◆ TASK GOAL
Output the records that follow, keeping every line exactly as it is.

(Excerpts from an interface dataset)
##########

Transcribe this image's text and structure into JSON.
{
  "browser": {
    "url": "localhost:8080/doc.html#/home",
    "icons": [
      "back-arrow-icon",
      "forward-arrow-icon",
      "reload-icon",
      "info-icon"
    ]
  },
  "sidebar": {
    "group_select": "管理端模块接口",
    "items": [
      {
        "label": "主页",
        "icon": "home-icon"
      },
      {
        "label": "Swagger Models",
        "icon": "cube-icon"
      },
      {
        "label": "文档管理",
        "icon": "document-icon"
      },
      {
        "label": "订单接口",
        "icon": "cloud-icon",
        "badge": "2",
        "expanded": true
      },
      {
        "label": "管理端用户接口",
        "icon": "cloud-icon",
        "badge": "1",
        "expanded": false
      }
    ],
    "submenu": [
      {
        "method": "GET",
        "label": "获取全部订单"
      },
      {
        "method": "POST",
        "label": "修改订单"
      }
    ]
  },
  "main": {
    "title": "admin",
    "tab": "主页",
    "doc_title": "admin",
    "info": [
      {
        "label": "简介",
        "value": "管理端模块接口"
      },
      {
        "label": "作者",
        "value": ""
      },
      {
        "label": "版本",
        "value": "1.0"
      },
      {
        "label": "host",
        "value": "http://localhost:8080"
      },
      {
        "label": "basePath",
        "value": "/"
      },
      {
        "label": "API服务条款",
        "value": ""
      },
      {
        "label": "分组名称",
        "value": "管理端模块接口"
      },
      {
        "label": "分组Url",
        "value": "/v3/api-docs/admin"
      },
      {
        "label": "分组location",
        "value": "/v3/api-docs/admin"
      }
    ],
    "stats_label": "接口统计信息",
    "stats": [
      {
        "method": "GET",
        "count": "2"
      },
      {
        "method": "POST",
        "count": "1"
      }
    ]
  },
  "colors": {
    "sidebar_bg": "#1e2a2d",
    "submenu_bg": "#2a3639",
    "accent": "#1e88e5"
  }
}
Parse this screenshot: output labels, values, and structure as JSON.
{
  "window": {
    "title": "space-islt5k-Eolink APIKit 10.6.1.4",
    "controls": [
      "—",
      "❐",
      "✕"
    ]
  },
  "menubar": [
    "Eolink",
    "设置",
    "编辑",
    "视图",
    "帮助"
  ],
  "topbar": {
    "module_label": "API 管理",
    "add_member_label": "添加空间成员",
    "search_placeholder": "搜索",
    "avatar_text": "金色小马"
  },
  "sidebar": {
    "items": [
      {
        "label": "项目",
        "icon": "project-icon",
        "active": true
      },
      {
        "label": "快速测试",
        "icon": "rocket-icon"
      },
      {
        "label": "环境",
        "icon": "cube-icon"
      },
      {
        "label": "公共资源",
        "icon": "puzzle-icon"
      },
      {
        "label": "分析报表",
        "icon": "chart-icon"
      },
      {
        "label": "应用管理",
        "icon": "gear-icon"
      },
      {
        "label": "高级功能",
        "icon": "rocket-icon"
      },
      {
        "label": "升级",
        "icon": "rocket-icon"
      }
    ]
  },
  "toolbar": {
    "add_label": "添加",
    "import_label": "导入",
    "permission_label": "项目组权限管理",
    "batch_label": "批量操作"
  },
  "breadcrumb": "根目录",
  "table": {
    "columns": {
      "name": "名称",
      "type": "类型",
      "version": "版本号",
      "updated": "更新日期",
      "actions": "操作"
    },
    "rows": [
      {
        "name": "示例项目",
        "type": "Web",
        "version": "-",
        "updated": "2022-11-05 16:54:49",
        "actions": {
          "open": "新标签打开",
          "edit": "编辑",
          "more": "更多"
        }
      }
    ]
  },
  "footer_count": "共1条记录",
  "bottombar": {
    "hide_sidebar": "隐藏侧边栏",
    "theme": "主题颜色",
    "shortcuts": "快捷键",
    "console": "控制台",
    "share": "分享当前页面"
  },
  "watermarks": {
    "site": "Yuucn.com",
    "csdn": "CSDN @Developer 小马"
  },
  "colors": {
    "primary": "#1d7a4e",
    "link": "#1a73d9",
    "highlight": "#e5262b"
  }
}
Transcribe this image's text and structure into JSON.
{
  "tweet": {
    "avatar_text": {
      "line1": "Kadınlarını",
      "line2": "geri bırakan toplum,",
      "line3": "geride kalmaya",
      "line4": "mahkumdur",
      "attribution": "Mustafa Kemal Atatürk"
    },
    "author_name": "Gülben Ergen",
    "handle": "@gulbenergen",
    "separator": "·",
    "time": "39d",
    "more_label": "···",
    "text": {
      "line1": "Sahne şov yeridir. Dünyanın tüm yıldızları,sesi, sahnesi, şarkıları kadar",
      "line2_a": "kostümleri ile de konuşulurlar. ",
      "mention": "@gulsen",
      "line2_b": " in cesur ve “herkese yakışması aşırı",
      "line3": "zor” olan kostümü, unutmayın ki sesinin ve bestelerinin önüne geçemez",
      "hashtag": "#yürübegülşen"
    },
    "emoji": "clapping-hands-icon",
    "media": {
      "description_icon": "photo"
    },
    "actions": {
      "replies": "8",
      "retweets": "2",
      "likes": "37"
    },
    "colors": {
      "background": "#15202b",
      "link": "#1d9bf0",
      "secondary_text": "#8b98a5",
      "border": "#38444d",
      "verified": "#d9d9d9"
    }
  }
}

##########

◆ YOUR RESPONSE
Transcribe this image's text and structure into JSON.
{
  "browser": {
    "url": "localhost:8080/doc.html#/home",
    "icons": [
      "back-arrow-icon",
      "forward-arrow-icon",
      "reload-icon",
      "info-icon"
    ]
  },
  "sidebar": {
    "group_select": "管理端模块接口",
    "items": [
      {
        "label": "主页",
        "icon": "home-icon"
      },
      {
        "label": "Swagger Models",
        "icon": "cube-icon"
      },
      {
        "label": "文档管理",
        "icon": "document-icon"
      },
      {
        "label": "订单接口",
        "icon": "cloud-icon",
        "badge": "2",
        "expanded": true
      },
      {
        "label": "管理端用户接口",
        "icon": "cloud-icon",
        "badge": "1",
        "expanded": false
      }
    ],
    "submenu": [
      {
        "method": "GET",
        "label": "获取全部订单"
      },
      {
        "method": "POST",
        "label": "修改订单"
      }
    ]
  },
  "main": {
    "title": "admin",
    "tab": "主页",
    "doc_title": "admin",
    "info": [
      {
        "label": "简介",
        "value": "管理端模块接口"
      },
      {
        "label": "作者",
        "value": ""
      },
      {
        "label": "版本",
        "value": "1.0"
      },
      {
        "label": "host",
        "value": "http://localhost:8080"
      },
      {
        "label": "basePath",
        "value": "/"
      },
      {
        "label": "API服务条款",
        "value": ""
      },
      {
        "label": "分组名称",
        "value": "管理端模块接口"
      },
      {
        "label": "分组Url",
        "value": "/v3/api-docs/admin"
      },
      {
        "label": "分组location",
        "value": "/v3/api-docs/admin"
      }
    ],
    "stats_label": "接口统计信息",
    "stats": [
      {
        "method": "GET",
        "count": "2"
      },
      {
        "method": "POST",
        "count": "1"
      }
    ]
  },
  "colors": {
    "sidebar_bg": "#1e2a2d",
    "submenu_bg": "#2a3639",
    "accent": "#1e88e5"
  }
}
Parse this screenshot: output labels, values, and structure as JSON.
{
  "window": {
    "title": "space-islt5k-Eolink APIKit 10.6.1.4",
    "controls": [
      "—",
      "❐",
      "✕"
    ]
  },
  "menubar": [
    "Eolink",
    "设置",
    "编辑",
    "视图",
    "帮助"
  ],
  "topbar": {
    "module_label": "API 管理",
    "add_member_label": "添加空间成员",
    "search_placeholder": "搜索",
    "avatar_text": "金色小马"
  },
  "sidebar": {
    "items": [
      {
        "label": "项目",
        "icon": "project-icon",
        "active": true
      },
      {
        "label": "快速测试",
        "icon": "rocket-icon"
      },
      {
        "label": "环境",
        "icon": "cube-icon"
      },
      {
        "label": "公共资源",
        "icon": "puzzle-icon"
      },
      {
        "label": "分析报表",
        "icon": "chart-icon"
      },
      {
        "label": "应用管理",
        "icon": "gear-icon"
      },
      {
        "label": "高级功能",
        "icon": "rocket-icon"
      },
      {
        "label": "升级",
        "icon": "rocket-icon"
      }
    ]
  },
  "toolbar": {
    "add_label": "添加",
    "import_label": "导入",
    "permission_label": "项目组权限管理",
    "batch_label": "批量操作"
  },
  "breadcrumb": "根目录",
  "table": {
    "columns": {
      "name": "名称",
      "type": "类型",
      "version": "版本号",
      "updated": "更新日期",
      "actions": "操作"
    },
    "rows": [
      {
        "name": "示例项目",
        "type": "Web",
        "version": "-",
        "updated": "2022-11-05 16:54:49",
        "actions": {
          "open": "新标签打开",
          "edit": "编辑",
          "more": "更多"
        }
      }
    ]
  },
  "footer_count": "共1条记录",
  "bottombar": {
    "hide_sidebar": "隐藏侧边栏",
    "theme": "主题颜色",
    "shortcuts": "快捷键",
    "console": "控制台",
    "share": "分享当前页面"
  },
  "watermarks": {
    "site": "Yuucn.com",
    "csdn": "CSDN @Developer 小马"
  },
  "colors": {
    "primary": "#1d7a4e",
    "link": "#1a73d9",
    "highlight": "#e5262b"
  }
}
Transcribe this image's text and structure into JSON.
{
  "tweet": {
    "avatar_text": {
      "line1": "Kadınlarını",
      "line2": "geri bırakan toplum,",
      "line3": "geride kalmaya",
      "line4": "mahkumdur",
      "attribution": "Mustafa Kemal Atatürk"
    },
    "author_name": "Gülben Ergen",
    "handle": "@gulbenergen",
    "separator": "·",
    "time": "39d",
    "more_label": "···",
    "text": {
      "line1": "Sahne şov yeridir. Dünyanın tüm yıldızları,sesi, sahnesi, şarkıları kadar",
      "line2_a": "kostümleri ile de konuşulurlar. ",
      "mention": "@gulsen",
      "line2_b": " in cesur ve “herkese yakışması aşırı",
      "line3": "zor” olan kostümü, unutmayın ki sesinin ve bestelerinin önüne geçemez",
      "hashtag": "#yürübegülşen"
    },
    "emoji": "clapping-hands-icon",
    "media": {
      "description_icon": "photo"
    },
    "actions": {
      "replies": "8",
      "retweets": "2",
      "likes": "37"
    },
    "colors": {
      "background": "#15202b",
      "link": "#1d9bf0",
      "secondary_text": "#8b98a5",
      "border": "#38444d",
      "verified": "#d9d9d9"
    }
  }
}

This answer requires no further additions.